Muffin and Poppy are crazy about their kittens’ health, so we are always looking for the best products for our fluffballs of joy. “Better than a vet visit!” we say and we want to maximise our time with our best little friends by making sure they live a long happy and healthy life. Before using any essential oil around your cat, it’s important to remember that not all essential oils are the same. You will find that many brands of essential oils on the market may say “100% pure” on the label, but they contain substances that should be avoided. So, be sure your essential oils are third party tested and CPTG Certiﬁed Pure Tested Grade™. Many times Google can be a very confusing source of information so we looked for a more reliable source, Dr. Janet Roark a veterinarian in Hill Country Mobile Veterinary Service. Could it be that the time to retire all the well-known nastiness present in many candles, air fresheners, cleaning products and fabric refreshers has finally arrived?
Here are 3 ways to keep your cat healthy with essential oils.
Diffusing around your cat is a great way to benefit them. Our gorgeous friends have million more olfactory receptors than we do so bear in mind that they will be a lot more sensitive to essential oils. Use a water-based diffuser, such as the Lumo Diffuser, on an intermittent setting with one to three drops. Make sure you give your cat the option to leave the room if he wishes. In this way, you will be able to notice which oils Fluffball prefers.

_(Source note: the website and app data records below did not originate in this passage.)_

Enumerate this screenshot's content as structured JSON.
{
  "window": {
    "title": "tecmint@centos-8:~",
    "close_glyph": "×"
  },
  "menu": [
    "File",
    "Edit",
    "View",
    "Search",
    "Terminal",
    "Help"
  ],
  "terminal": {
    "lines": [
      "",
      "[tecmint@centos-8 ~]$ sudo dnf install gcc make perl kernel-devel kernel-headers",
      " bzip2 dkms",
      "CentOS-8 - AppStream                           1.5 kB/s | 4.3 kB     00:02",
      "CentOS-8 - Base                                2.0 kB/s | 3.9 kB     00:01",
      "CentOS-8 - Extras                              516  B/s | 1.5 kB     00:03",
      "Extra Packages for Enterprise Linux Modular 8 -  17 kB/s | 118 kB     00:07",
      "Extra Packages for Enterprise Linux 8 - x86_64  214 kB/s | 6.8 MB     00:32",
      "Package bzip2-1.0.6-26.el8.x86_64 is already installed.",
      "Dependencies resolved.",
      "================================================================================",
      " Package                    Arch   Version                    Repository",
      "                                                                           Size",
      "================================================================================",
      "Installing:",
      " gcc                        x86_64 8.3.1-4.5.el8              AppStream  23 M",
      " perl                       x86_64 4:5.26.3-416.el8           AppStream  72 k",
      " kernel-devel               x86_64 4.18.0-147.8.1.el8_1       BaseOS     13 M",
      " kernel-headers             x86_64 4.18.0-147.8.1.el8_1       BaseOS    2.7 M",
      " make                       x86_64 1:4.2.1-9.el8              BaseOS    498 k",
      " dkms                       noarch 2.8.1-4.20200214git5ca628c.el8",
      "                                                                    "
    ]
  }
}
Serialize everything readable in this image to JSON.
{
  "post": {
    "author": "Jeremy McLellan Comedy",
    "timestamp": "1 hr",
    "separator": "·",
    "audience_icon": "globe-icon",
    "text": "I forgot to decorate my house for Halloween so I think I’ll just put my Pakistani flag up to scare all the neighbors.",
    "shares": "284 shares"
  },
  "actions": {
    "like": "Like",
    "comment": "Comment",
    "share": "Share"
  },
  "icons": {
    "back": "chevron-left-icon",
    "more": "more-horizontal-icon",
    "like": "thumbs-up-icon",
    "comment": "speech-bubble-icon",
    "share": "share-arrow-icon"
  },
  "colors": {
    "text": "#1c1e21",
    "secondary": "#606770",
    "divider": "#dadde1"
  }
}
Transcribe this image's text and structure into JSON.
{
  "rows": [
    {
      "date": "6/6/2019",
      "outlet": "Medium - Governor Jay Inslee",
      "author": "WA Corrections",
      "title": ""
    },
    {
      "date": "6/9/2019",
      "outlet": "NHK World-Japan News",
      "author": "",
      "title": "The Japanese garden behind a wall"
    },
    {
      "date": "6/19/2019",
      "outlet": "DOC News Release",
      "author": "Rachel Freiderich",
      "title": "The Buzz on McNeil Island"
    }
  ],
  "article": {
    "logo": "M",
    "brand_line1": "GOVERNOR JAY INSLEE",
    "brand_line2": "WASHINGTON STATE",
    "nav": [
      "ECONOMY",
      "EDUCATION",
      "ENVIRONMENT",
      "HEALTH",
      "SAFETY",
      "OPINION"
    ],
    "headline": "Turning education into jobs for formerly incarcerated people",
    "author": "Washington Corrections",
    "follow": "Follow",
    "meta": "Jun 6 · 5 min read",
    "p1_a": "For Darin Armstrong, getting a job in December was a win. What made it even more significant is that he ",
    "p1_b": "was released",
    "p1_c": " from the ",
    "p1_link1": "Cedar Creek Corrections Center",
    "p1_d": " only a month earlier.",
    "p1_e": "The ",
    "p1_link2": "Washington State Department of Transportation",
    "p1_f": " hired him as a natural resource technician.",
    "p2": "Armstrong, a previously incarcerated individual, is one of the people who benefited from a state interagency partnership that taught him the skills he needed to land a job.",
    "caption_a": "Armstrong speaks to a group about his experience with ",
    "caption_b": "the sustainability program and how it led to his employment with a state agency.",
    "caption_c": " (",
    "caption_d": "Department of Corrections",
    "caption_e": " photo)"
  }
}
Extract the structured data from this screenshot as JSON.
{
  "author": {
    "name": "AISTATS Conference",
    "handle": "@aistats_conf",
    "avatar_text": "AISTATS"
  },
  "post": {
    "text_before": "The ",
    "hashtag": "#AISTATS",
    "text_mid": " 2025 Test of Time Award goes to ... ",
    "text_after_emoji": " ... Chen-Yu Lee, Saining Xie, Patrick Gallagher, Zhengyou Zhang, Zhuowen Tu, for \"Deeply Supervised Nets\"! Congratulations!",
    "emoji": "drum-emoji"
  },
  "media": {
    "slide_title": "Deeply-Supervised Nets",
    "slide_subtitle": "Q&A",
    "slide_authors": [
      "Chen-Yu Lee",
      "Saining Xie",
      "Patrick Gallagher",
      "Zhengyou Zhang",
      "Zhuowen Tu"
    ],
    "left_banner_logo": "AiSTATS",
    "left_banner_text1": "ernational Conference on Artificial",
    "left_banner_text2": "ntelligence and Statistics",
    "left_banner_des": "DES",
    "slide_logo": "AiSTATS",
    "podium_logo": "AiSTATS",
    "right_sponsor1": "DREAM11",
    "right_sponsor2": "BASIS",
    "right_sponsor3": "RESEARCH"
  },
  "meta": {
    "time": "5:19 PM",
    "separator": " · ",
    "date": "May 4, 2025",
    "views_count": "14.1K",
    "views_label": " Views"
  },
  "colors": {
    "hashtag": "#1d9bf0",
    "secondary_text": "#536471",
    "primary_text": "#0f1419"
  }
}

This is a great way to apply essential oils, massaging along the spine or on the ears, what a treat! Just put a drop of Balance for example on your hands, rub them together, and then stroke your kitty along the spine. Be mindful of touching sensitive areas such as eyes, noses and mouths as you may still have essential oil residue in your hand. Nobody likes Lavender or Copaiba in their eyes. Also, make sure you stroke your cat where he cannot lick the essential oil off.
Here is some more advice from Dr Roark, in the rare case of an accident due to a signiﬁcant amount of undiluted essential oil being used or consumed. “In the event of an adverse reaction, dilute with a carrier oil—skin irritation is the most common reaction—and most reactions resolve themselves within 24–48 hours after oil exposure. Discontinue use of an oil if your pet shows signs of distress, drooling, squinting, rubbing their face, vocalisation, shaking, vomiting or diarrhoea. Seek veterinary attention if their symptoms are signiﬁcant. Keep the lids on your bottles and store them in a safe place, to prevent your kittens from playing with them.”
Also, “when it comes to cats, we’ve heard it all. Citrus oils are toxic to cats. Pine oils are toxic to cats. Lavender oil is toxic to cats. However, according to Dr Roark, there is just no sound scientific basis for these claims. Science tells us that cats lack a liver enzyme that is important for metabolising certain things, so it really isn’t a bad idea to use a bit more caution with felines. If you use the cautions already recommended, these oils are perfectly safe to use in your cleaning or diffused in your green home around cats. Use a little extra caution with Melaleuca, Birch, Wintergreen, Spearmint and Peppermint, as well as hot oils such as Oregano or Thyme. As with anything new that you introduce to your cat, begin slowly. Start with a small amount of a diffused or diluted essential oil and observe your cat’s behaviour and keep your diffuser in a safe place where your cat cannot knock it over.”